The children are taught all courses that are also taught in The Netherlands: arithmetic, biology, geography, English, and Tagalog, their native language. As is the case in most Asian countries, most Philippines are very motivated to learn English, which is therefore taught at both primary as well as secondary schools. The level of English and arithmetic is remarkably advanced. In group 3, children are already taught how to multiply, add up and subtract in multiple rows. In group 4, they are taught how to compute the area of a triangle and other geometric figures. In the Netherlands, this is taught in the sixth form and up, so I was impressed. During the English lessons, they are taught to identify the structure and rhyme words in a poem.
The differences between pupils are remarkable. Some children are already very proficient in speaking, reading and writing in English. Others hardly understand a word, let alone read or write in English. It is, however, an enormous pleasure to teach all children: they are all extremely eager to be able express themselves in English.”
Is compulsory education a qualitative or quantitative answer to increase worldwide knowledge?

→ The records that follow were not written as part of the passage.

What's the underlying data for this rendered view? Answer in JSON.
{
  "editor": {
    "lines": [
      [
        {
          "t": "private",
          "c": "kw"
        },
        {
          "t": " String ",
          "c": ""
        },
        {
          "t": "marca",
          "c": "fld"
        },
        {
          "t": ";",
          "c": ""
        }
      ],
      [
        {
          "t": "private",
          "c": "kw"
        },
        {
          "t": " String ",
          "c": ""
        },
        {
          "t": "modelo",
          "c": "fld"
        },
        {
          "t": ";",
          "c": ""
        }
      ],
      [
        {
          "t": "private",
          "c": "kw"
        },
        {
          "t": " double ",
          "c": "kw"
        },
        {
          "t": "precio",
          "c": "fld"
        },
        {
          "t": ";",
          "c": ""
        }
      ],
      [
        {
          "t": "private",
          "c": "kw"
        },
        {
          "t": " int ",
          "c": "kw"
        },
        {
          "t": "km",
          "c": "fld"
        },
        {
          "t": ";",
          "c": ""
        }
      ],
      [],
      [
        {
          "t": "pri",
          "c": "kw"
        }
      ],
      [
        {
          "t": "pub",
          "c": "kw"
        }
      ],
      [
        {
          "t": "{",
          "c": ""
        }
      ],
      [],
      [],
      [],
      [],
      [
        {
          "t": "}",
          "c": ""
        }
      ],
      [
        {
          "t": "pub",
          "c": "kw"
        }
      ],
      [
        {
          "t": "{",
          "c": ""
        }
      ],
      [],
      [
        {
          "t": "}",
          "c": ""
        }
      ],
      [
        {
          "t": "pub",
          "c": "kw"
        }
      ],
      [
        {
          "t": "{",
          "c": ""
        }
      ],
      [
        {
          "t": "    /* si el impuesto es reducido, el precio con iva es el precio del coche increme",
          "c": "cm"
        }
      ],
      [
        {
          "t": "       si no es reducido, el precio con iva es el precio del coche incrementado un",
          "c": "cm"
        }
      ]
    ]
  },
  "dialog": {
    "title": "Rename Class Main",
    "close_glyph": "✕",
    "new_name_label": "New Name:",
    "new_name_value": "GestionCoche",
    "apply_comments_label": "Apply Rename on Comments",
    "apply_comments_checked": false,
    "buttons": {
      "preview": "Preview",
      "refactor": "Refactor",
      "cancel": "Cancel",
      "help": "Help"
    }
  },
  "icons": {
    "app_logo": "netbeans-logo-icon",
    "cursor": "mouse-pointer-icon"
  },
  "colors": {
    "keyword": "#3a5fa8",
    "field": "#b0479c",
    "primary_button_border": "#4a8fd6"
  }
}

I ask myself this question when contemplating my travels. Compulsory education is a great thing. I would prefer to call it the right to be educated, because when one is under compulsion to be educated, the consequence is not always that education is attainable for every child under the same circumstances. The deployment of volunteers seems to be just a drop in the ocean in an attempt to reduce the inequality of chances. It is a fine initiative, which contributes to a world in which education is considered to be an important communality. Acquiring a perspective on globalisation seems necessary to attain a world in which we can co-exist pleasantly. Education plays an important role in this development. When everyday life is preoccupied with providing for the bare necessities of life, however, globalisation probably is not high on one’s list of priorities. Seen from this perspective, compulsory education seems to be more of a quantitative measure and less of a qualitative choice. That is why the appeal of the Board of Human Rights (in their yearly report of June, 2018) to speak of the right to education instead of compulsory education I think is justified and necessary. After all, we all have human rights, but not everyone is given the opportunity to fulfill these rights. One’s origin, income and health, amongst others, play an important role here. Maybe implementing the right to learn will contribute to the necessity to reach truly equal opportunities.